The unit clerk helps Carl and his family.
|Soon, Carl's nurse arrives and helps him settle in his room. The unit clerk takes care of all the paperwork and administrative details for the unit. Each child is assigned a primary nurse who assesses and plans the child's nursing care.|
Kristie meets her roommate.
|Most children share rooms with other patients. On all pediatric floors, a parent may stay overnight with the child. The room has a television set and a telephone near every bed. There is also space to put clothes and personal things.|
The doctor examines Alexander.
|On each admission, patients receive a physical examination.|
Lunchtime! What are your favorite foods?
|A dietitian meets with all patients. Sometimes, special diets may be necessary. The child's individual nutritional needs and preferences are taken into account.|
Jim and his family talk to their social worker.
|Clinical Social workers help patients and their families learn about resources that can help them with hospitalization. The social worker can also help them cope with issues that arise related to their illness and discharge planning.|
Time for Carlos to have his blood drawn.
|It only hurts for a short time. Afterwards, his nurse draws a smiling face on the bandage. Blood draws may be needed often during the child's care. Nobody likes "needle sticks," but the staff is specially trained to draw blood quickly and with as little pain as possible.|
In the outpatient clinic, the nurse checks Marcy's temperature.
|Vital signs–temperature, blood pressure, respiration, and pulse–may be taken often during the day. Other measurements including height and weight may also be taken.|
Kim meets some friends in the playroom.
|Everyone has something fun to do. Therapeutic recreation specialists help children adjust to their hospitalization through play therapy, field trips, crafts, sports, and other social activities.|
Alice has a CAT scan.
|It's a picture of the inside of her body. X-rays and scans are part of the diagnostic process to help doctors understand what is happening inside a patient's body.

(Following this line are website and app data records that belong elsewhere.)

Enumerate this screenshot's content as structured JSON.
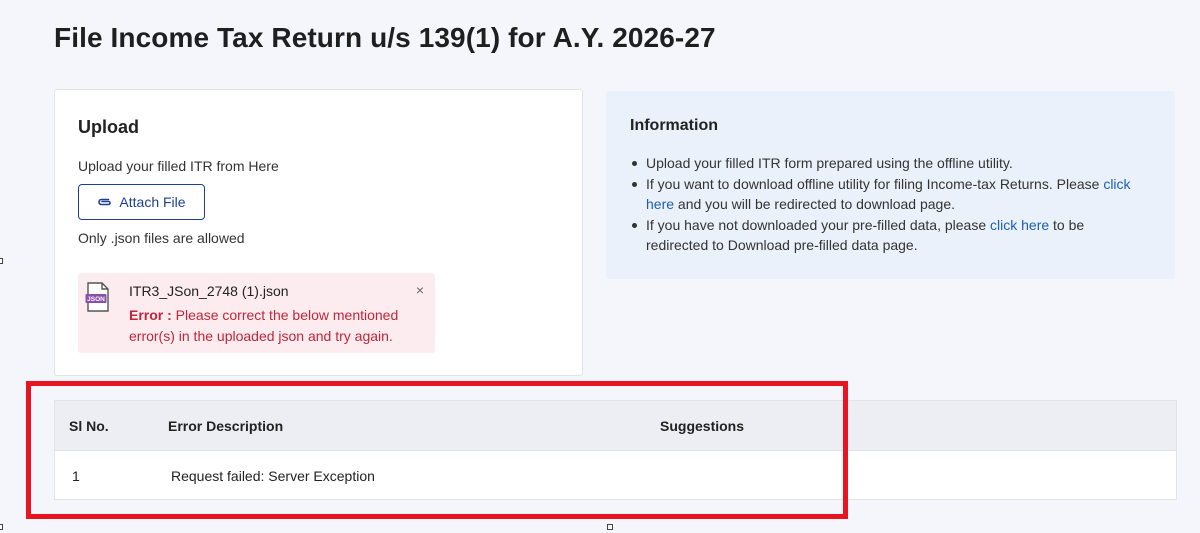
{
  "page": {
    "title": "File Income Tax Return u/s 139(1) for A.Y. 2026-27"
  },
  "upload": {
    "heading": "Upload",
    "subtitle": "Upload your filled ITR from Here",
    "attach_label": "Attach File",
    "allowed_note": "Only .json files are allowed",
    "file": {
      "icon_label": "JSON",
      "name": "ITR3_JSon_2748 (1).json",
      "close": "×",
      "error_label": "Error :",
      "error_message": " Please correct the below mentioned error(s) in the uploaded json and try again."
    }
  },
  "info": {
    "heading": "Information",
    "item1": "Upload your filled ITR form prepared using the offline utility.",
    "item2_before": "If you want to download offline utility for filing Income-tax Returns. Please ",
    "item2_link": "click here",
    "item2_after": " and you will be redirected to download page.",
    "item3_before": "If you have not downloaded your pre-filled data, please ",
    "item3_link": "click here",
    "item3_after": " to be redirected to Download pre-filled data page."
  },
  "error_table": {
    "headers": {
      "sl": "Sl No.",
      "description": "Error Description",
      "suggestions": "Suggestions"
    },
    "rows": [
      {
        "sl": "1",
        "description": "Request failed: Server Exception",
        "suggestions": ""
      }
    ]
  },
  "colors": {
    "primary": "#1d3f92",
    "link": "#1a5fb4",
    "error": "#c0263a",
    "error_bg": "#fdecef",
    "info_bg": "#eaf1fb",
    "highlight": "#e8141f"
  }
}
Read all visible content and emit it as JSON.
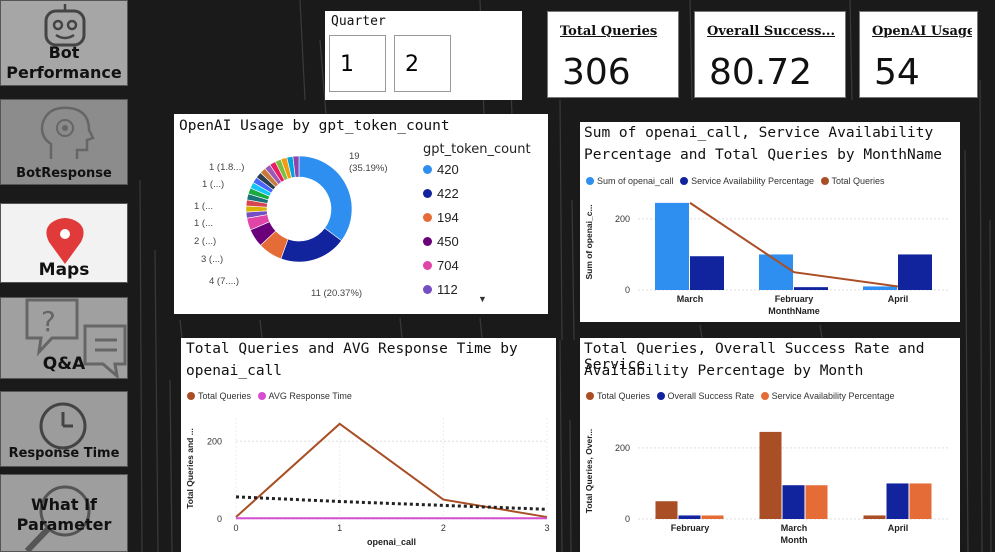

All the tests are explained, and the patient and family should feel free to ask any questions.|
Tom visits the Patients' Library.
|The library has a special section for children's books. There are also selections for adults as well as newspapers and magazines.|
The teacher helps Carrie with her schoolwork in the school or at the bedside.
|Teachers in the NIH Children's School instruct students in kindergarten through 12th grade. It is important for children to continue their education while they are patients at the Clinical Center.|
Mary rides on a stretcher to go to her test.
|Her parents come along, too. For certain tests, patients are transported on stretchers.|
Justin can go anywhere in the hospital, even with his I.V.!
|Children may need to have medicine and other fluids which can only be given through a vein. The bottle of liquid is hung on a pole that can be moved easily.|
The doctors and other staff visit Jennifer during rounds.
|During rounds, the staff meets to discuss and plan further treatment.|
A volunteer visits Mark.
|Volunteers assist in many ways to make patients and their families more comfortable.|
Time for medicine!
|Stacie takes her pills. A nurse or doctor gives medicine. A clinical pharmacist explains to patients how to take their medicine correctly.|
Erica and her family visit the chapel.
|A chapel on the 7th floor of the Clinical Center is open for patients and families of any faith. Chaplains conduct services in the chapel and make visits on the patient care units.|
Some things you see in the hospital.
|There are many items that are used in a patient's daily care: thermometer, blood pressure cuff, syringe, tongue depressor, stethoscope, emesis basin, reflex hammer, I.V. pole.|
The physical therapist works with Greta to help her walk better.
|Patients may need to work with a physical therapist to restore or develop mobility lost during illness or treatment. A physical therapist may plan an exercise program for patients to follow when they return home. Occupational therapists work with children to help them regain mobility, lost function, and self care.|